How Do I Search This Collection?

To search the index it is helpful to know:

  • The name of your deceased ancestor
  • The place where your ancestor died
  • The approximate date of the death

Search the Index

Search by name by visiting the Collection Page.
  1. Fill in the search boxes on the Collection Page with the information you have
  2. Click Search to show possible matches

How Do I Analyze the Results?

Compare each result from your search with what you know to determine if there is a match. This may require viewing multiple records or images. Keep track of your research in a research log.

What Do I Do Next?

I Found the Person I Was Looking For, What Now?

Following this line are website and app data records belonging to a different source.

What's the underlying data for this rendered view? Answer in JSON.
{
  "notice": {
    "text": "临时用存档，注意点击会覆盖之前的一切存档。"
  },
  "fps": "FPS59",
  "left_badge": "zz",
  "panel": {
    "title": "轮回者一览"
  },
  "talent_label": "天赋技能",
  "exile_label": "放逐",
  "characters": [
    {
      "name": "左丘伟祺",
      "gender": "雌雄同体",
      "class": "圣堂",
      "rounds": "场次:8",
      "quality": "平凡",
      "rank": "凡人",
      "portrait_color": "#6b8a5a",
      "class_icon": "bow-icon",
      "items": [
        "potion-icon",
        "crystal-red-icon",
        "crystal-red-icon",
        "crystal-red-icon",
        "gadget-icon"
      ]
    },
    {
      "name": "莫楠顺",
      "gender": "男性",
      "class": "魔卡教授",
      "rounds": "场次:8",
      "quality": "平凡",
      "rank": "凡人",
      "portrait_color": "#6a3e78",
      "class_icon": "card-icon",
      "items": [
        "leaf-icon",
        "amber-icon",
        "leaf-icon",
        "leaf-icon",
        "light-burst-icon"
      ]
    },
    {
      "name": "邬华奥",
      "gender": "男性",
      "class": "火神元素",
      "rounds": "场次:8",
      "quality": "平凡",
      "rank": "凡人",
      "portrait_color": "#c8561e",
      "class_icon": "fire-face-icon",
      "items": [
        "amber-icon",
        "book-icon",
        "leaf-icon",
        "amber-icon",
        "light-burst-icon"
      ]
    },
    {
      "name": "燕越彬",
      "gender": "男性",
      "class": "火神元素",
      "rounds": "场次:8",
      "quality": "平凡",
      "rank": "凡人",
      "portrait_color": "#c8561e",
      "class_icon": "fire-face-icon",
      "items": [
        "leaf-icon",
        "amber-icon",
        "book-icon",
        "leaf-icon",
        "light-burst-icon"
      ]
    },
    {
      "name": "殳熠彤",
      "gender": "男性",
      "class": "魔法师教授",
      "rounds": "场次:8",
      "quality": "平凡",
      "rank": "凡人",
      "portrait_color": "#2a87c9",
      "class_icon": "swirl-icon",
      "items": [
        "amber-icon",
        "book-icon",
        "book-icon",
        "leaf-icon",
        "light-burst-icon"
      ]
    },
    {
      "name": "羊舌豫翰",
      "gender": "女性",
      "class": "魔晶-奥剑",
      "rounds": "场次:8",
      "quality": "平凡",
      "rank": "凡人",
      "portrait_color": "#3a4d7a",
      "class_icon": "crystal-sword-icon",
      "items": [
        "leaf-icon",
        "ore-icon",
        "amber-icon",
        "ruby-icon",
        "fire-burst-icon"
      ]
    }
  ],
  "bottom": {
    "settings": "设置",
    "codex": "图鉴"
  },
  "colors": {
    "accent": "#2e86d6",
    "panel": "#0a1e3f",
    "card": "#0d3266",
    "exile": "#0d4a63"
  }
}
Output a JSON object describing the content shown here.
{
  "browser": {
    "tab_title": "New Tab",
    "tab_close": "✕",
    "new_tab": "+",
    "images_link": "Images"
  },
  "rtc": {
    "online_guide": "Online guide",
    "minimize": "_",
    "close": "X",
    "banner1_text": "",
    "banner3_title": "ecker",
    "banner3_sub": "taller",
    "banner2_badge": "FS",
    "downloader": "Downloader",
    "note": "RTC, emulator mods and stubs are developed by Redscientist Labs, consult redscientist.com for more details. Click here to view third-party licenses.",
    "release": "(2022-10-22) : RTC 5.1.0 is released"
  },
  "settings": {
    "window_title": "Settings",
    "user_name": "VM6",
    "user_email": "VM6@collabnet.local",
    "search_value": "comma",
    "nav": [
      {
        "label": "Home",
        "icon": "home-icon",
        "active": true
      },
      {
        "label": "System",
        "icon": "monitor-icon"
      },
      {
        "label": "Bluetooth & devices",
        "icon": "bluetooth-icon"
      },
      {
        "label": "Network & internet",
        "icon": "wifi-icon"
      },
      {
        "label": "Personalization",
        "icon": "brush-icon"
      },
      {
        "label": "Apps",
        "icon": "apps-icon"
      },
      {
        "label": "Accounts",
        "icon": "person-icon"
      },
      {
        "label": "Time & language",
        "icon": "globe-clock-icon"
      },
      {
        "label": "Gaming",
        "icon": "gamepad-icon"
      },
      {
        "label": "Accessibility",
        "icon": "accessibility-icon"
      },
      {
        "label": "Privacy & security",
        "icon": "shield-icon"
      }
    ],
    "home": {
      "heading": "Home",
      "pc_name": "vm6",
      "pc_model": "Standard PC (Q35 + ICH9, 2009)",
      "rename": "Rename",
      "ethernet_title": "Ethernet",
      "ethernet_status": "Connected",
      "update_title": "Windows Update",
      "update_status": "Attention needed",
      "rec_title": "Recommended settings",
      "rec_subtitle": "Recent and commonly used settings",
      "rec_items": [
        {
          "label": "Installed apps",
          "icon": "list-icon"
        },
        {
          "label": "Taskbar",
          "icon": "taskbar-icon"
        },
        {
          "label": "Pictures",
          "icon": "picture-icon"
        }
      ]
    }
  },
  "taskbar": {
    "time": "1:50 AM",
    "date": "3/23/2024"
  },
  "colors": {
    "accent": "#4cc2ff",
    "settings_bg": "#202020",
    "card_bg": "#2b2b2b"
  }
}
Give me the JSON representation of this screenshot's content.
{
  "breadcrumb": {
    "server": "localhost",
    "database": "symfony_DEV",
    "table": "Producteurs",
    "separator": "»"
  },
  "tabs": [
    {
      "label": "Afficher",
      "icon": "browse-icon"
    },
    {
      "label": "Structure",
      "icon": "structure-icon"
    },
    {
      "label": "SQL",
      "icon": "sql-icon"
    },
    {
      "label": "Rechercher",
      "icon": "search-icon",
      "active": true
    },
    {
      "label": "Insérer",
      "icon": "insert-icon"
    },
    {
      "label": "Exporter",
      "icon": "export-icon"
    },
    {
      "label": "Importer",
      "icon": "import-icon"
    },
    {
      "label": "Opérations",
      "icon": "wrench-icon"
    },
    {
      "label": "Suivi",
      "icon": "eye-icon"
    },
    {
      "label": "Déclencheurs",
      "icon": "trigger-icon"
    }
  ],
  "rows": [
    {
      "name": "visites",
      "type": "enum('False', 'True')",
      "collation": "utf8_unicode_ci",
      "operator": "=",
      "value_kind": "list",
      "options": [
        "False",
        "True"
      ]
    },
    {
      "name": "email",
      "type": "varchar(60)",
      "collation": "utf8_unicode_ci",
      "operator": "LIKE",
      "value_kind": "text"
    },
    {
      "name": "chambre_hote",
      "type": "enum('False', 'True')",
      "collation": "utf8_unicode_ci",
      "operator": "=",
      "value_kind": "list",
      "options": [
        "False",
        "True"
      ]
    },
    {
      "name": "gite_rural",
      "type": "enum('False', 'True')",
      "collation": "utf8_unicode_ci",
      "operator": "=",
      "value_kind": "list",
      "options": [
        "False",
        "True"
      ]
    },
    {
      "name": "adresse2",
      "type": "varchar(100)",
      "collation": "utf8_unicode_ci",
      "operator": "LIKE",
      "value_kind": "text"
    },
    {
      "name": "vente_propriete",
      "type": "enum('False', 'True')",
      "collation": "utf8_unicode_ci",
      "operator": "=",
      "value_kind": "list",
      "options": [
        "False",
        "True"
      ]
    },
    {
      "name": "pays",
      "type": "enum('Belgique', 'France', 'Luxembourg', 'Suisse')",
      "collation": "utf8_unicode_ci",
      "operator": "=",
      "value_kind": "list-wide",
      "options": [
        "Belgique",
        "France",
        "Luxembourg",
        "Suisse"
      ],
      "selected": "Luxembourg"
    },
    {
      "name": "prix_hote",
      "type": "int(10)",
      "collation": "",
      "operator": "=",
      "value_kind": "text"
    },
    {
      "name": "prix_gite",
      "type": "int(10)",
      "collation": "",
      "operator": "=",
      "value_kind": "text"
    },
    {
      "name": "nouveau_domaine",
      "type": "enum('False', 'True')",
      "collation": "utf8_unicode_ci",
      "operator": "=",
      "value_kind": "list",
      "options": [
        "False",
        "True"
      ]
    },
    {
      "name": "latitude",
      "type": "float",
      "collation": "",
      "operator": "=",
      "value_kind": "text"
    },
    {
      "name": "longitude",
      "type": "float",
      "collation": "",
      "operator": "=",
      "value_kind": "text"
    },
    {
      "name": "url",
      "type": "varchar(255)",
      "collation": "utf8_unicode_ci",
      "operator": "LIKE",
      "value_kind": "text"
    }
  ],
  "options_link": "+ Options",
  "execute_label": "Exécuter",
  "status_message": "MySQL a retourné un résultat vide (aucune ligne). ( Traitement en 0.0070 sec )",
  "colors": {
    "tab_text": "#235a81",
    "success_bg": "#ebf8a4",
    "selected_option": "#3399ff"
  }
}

  • Use the death date and place to obtain a death certificate. The death certificate may lead you to mortuary, funeral, or church records. Follow the additional instructions on the screen for search tips and to learn how to request a copy of the person’s original application
  • Use the birth date or age along with the place of birth to find your ancestor’s birth records and parents' names
  • If your ancestor was born before 1940 you can use the birth date or age along with the place of birth to find the family in census records
  • Use the residence to locate other family members, church and land records
  • Married women are usually listed under their married name
  • The death place is not necessarily the place of death, it is the last place of residence that the Social Security Administration has on file
  • When 2 geographical divisions are given they represent County/State as opposed to City/State. For example Jefferson,Texas refers to the county of Jefferson not the City of Jefferson
  • Using the Zip code of last residence helps determine the town
  • The information in the records is usually reliable, but depends upon the reliability of the informant
  • There is also some variation in the information given from one record to another record
  • If you are unable to find the ancestors you are looking for, check for variant spellings of the surnames
  • The index only includes the names of deceased individuals whose deaths were reported to Social Security
  • Surnames longer than 12 letters are truncated to 12 characters. You may need to retry your search using only the first 12 letters of the name
  • Search the index to see if other family members are also listed. These might include the father, the mother, brothers, and sisters
  • Search the index to see if earlier or later generations are also listed. These might include aunts, uncles, grandparents, or children

I Can't Find the Person I'm Looking For, What Now?

  • Look for variant spellings of the names. You should also look for nicknames and abbreviated names
  • Look for another index. Local genealogical and historical societies often have indexes to local records
  • Search the indexes and records of nearby counties
  • Try alternative search methods such as only filling in the surname search box (or the given name search box) on the landing page leaving the other box empty and then click on search. This should return a list of everyone with that particular name. You could then browse the list for individuals that may be your ancestor
  • Married women are usually listed under their married names

Record Finder

Consult the United States Record Finder to search other records.


Citing This Collection

Citations help you keep track of places you have searched and sources you have found. Identifying your sources helps others find the records you used.

Collection Citation
"United States Social Security Death Index." Database. FamilySearch. http://FamilySearch.org : 14 June 2016. Citing U.S. Social Security Administration, Death Master File, database (Alexandria, Virginia: National Technical Information Service, ongoing).
Record Citation:
When looking at a record, the citation is found below the record.

Top of Page

How Can I Contribute to the FamilySearch Wiki?

We welcome user additions to FamilySearch Historical Records wiki articles. We are looking for additional information that will help readers understand the topic and better use the available records. We also need translations for collection titles and images in articles about records written in languages other than English. For specific needs, please visit WikiProject FamilySearch Records.

Please follow these guidelines as you make changes. Thank you for any contributions you may provide.